Wednesday, 27 July 2011

Mbaraka Mwinshehe & Morogoro Jazz (1971)

Mbaraka Mwinshehe was one of the most popular guitarists and singers in East Africa in the late '60s and early '70s. It's beautiful music, and obviously heavily influenced by the rumba drifting East along the Congo, but this music lacks the fluidity and suppleness of someone like TPOK Jazz, it feels slightly more rigid or regimented. Or maybe its my ears.


01 Expo 70 No. 1
02 Expo 70 No. 2
03 Bivelina
04 Sarakasi Ya Yasinta
05 Urafiki Mwisho Wa Mwezi
06 Afrika Tuko Tayari Kufa
07 Pole Dada
08 Watalii

Get it HERE.


ajnabi said...

Thank you. I was introduced to MM through some Dutch friends many years ago. I picked up 'Shida' in Nairobi and loved it but have since lost the tape. So looking forward to reconnecting with his guitar and singing again. Thanks.

Anonymous said...

Thanks for this Beauty, and YES IT ARE YOUR EARS. Mbaraka is one of the greatest. If you expect to hear fluid easy swing subtility, expect nothing, start with new ears. Do your homework, and listen again.
THANK YOU VERY MUCH for one of the best albums I could wish for


Mr Tear said...

Hello all,
Thanks for the comments. Richard, I'm glad you're appreciating this one.

joe said...

So many thanks!!!

zim said...

first, let me thank you for posting this LP, if you have any more of his I would be overjoyed to hear them, as Mwinshehe is one of my favorite artists. I am surprised by your comments about a lack of fluidity or regimentation though. I find the interplay of the guitar and horns, particularly, fantastic. I think if you listen again to passages such as the end of Expo 70 (#2), you'll hear the improvisation around a rhythm that I personally love

Mr Tear said...

Hi all. I suppose I better clarify my comments in the original post. I have not heard as much '60s & '70s East African music, but am fairly familiar with the Congolese Rumba of the period, especially the beautiful music of TPOK Jazz. Now, I have played this Morogoro LP a number of times and am enjoying it very much - the quality of the musicianship is outstanding. What I was commenting on was something in the rhythmic quality of East African music more generally, in that most of the East African guitar music I have heard has a slightly more rigid rhythmic feel than the very fluid rhythms that characterise much Congolese music. Does anybody know what I mean or am I out on my own here?

Gabriel Popoola said...

It is unbelievable i can find this LP when I google the Morogoro Jazz Old School. 1974 was the last time I had the music played.
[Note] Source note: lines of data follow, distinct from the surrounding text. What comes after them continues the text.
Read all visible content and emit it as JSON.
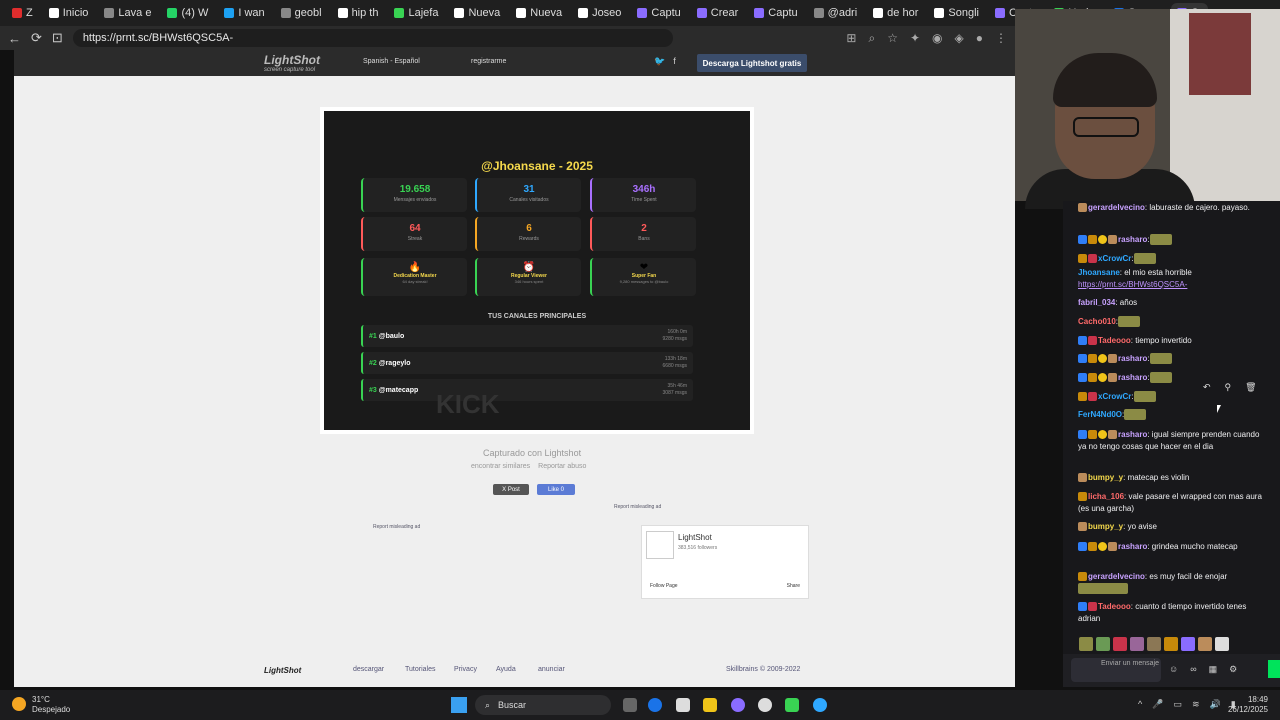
{
  "browser": {
    "tabs": [
      {
        "label": "Z",
        "color": "#e02d2d"
      },
      {
        "label": "Inicio",
        "color": "#ffffff"
      },
      {
        "label": "Lava e",
        "color": "#888888"
      },
      {
        "label": "(4) W",
        "color": "#25d366"
      },
      {
        "label": "I wan",
        "color": "#1da1f2"
      },
      {
        "label": "geobl",
        "color": "#888888"
      },
      {
        "label": "hip th",
        "color": "#ffffff"
      },
      {
        "label": "Lajefa",
        "color": "#39d353"
      },
      {
        "label": "Nueva",
        "color": "#ffffff"
      },
      {
        "label": "Nueva",
        "color": "#ffffff"
      },
      {
        "label": "Joseo",
        "color": "#ffffff"
      },
      {
        "label": "Captu",
        "color": "#8a6cff"
      },
      {
        "label": "Crear",
        "color": "#8a6cff"
      },
      {
        "label": "Captu",
        "color": "#8a6cff"
      },
      {
        "label": "@adri",
        "color": "#888888"
      },
      {
        "label": "de hor",
        "color": "#ffffff"
      },
      {
        "label": "Songli",
        "color": "#ffffff"
      },
      {
        "label": "Captu",
        "color": "#8a6cff"
      },
      {
        "label": "Under",
        "color": "#39d353"
      },
      {
        "label": "Screer",
        "color": "#1a73e8"
      },
      {
        "label": "Cr",
        "color": "#8a6cff"
      }
    ],
    "url": "https://prnt.sc/BHWst6QSC5A-"
  },
  "lightshot": {
    "logo": "LightShot",
    "logo_sub": "screen capture tool",
    "language": "Spanish - Español",
    "register": "registrarme",
    "download": "Descarga Lightshot gratis",
    "caption": "Capturado con Lightshot",
    "find_similar": "encontrar similares",
    "report_abuse": "Reportar abuso",
    "xpost": "X Post",
    "fblike": "Like 0",
    "report_ad_1": "Report misleading ad",
    "report_ad_2": "Report misleading ad",
    "fb_page_name": "LightShot",
    "fb_followers": "383,516 followers",
    "fb_follow": "Follow Page",
    "fb_share": "Share",
    "footer": {
      "logo": "LightShot",
      "links": [
        "descargar",
        "Tutoriales",
        "Privacy",
        "Ayuda",
        "anunciar"
      ],
      "copyright": "Skillbrains © 2009-2022"
    }
  },
  "wrapped": {
    "title": "@Jhoansane - 2025",
    "stats": [
      {
        "value": "19.658",
        "label": "Mensajes enviados",
        "color": "#39d353"
      },
      {
        "value": "31",
        "label": "Canales visitados",
        "color": "#2fa8ff"
      },
      {
        "value": "346h",
        "label": "Time Spent",
        "color": "#a970ff"
      },
      {
        "value": "64",
        "label": "Streak",
        "color": "#ff5a5a"
      },
      {
        "value": "6",
        "label": "Rewards",
        "color": "#f5a623"
      },
      {
        "value": "2",
        "label": "Bans",
        "color": "#ff5a5a"
      }
    ],
    "badges": [
      {
        "icon": "🔥",
        "label": "Dedication Master",
        "sub": "64 day streak!"
      },
      {
        "icon": "⏰",
        "label": "Regular Viewer",
        "sub": "346 hours spent"
      },
      {
        "icon": "❤",
        "label": "Super Fan",
        "sub": "9,280 messages to @baulo"
      }
    ],
    "section": "TUS CANALES PRINCIPALES",
    "channels": [
      {
        "rank": "#1",
        "name": "@baulo",
        "time": "160h 0m",
        "msgs": "9280 msgs"
      },
      {
        "rank": "#2",
        "name": "@rageylo",
        "time": "133h 18m",
        "msgs": "6680 msgs"
      },
      {
        "rank": "#3",
        "name": "@matecapp",
        "time": "35h 46m",
        "msgs": "3087 msgs"
      }
    ],
    "watermark": "KICK"
  },
  "chat": {
    "messages": [
      {
        "user": "gerardelvecino",
        "color": "#c8a2ff",
        "text": ": laburaste de cajero. payaso.",
        "badges": [
          "b4"
        ]
      },
      {
        "user": "rasharo",
        "color": "#c8a2ff",
        "text": ":",
        "badges": [
          "b1",
          "b2",
          "b3",
          "b4"
        ],
        "emote": true
      },
      {
        "user": "xCrowCr",
        "color": "#2fa8ff",
        "text": ":",
        "badges": [
          "b2",
          "b5"
        ],
        "emote": true
      },
      {
        "user": "Jhoansane",
        "color": "#2fa8ff",
        "text": ": el mio esta horrible",
        "badges": []
      },
      {
        "user": "",
        "color": "#bf94ff",
        "text": "https://prnt.sc/BHWst6QSC5A-",
        "badges": [],
        "link": true
      },
      {
        "user": "fabril_034",
        "color": "#c8a2ff",
        "text": ": años",
        "badges": []
      },
      {
        "user": "Cacho010",
        "color": "#ff6a6a",
        "text": ":",
        "badges": [],
        "emote": true
      },
      {
        "user": "Tadeooo",
        "color": "#ff6a6a",
        "text": ": tiempo invertido",
        "badges": [
          "b1",
          "b5"
        ]
      },
      {
        "user": "rasharo",
        "color": "#c8a2ff",
        "text": ":",
        "badges": [
          "b1",
          "b2",
          "b3",
          "b4"
        ],
        "emote": true
      },
      {
        "user": "rasharo",
        "color": "#c8a2ff",
        "text": ":",
        "badges": [
          "b1",
          "b2",
          "b3",
          "b4"
        ],
        "emote": true
      },
      {
        "user": "xCrowCr",
        "color": "#2fa8ff",
        "text": ":",
        "badges": [
          "b2",
          "b5"
        ],
        "emote": true
      },
      {
        "user": "FerN4Nd0O",
        "color": "#2fa8ff",
        "text": ":",
        "badges": [],
        "emote": true
      },
      {
        "user": "rasharo",
        "color": "#c8a2ff",
        "text": ": igual siempre prenden cuando ya no tengo cosas que hacer en el dia",
        "badges": [
          "b1",
          "b2",
          "b3",
          "b4"
        ]
      },
      {
        "user": "bumpy_y",
        "color": "#f5d94c",
        "text": ": matecap es violin",
        "badges": [
          "b4"
        ]
      },
      {
        "user": "licha_106",
        "color": "#ff6a6a",
        "text": ": vale pasare el wrapped con mas aura (es una garcha)",
        "badges": [
          "b2"
        ]
      },
      {
        "user": "bumpy_y",
        "color": "#f5d94c",
        "text": ": yo avise",
        "badges": [
          "b4"
        ]
      },
      {
        "user": "rasharo",
        "color": "#c8a2ff",
        "text": ": grindea mucho matecap",
        "badges": [
          "b1",
          "b2",
          "b3",
          "b4"
        ]
      },
      {
        "user": "gerardelvecino",
        "color": "#c8a2ff",
        "text": ": es muy facil de enojar",
        "badges": [
          "b2"
        ],
        "emote_after": true
      },
      {
        "user": "Tadeooo",
        "color": "#ff6a6a",
        "text": ": cuanto d tiempo invertido tenes adrian",
        "badges": [
          "b1",
          "b5"
        ]
      }
    ],
    "input_placeholder": "Enviar un mensaje"
  },
  "taskbar": {
    "temp": "31°C",
    "weather": "Despejado",
    "search": "Buscar",
    "time": "18:49",
    "date": "26/12/2025"
  }
}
It is my favorite music back then when I was in Lagos, Nigeria. Now in U.S. I thank you for uploading the full LP on your site.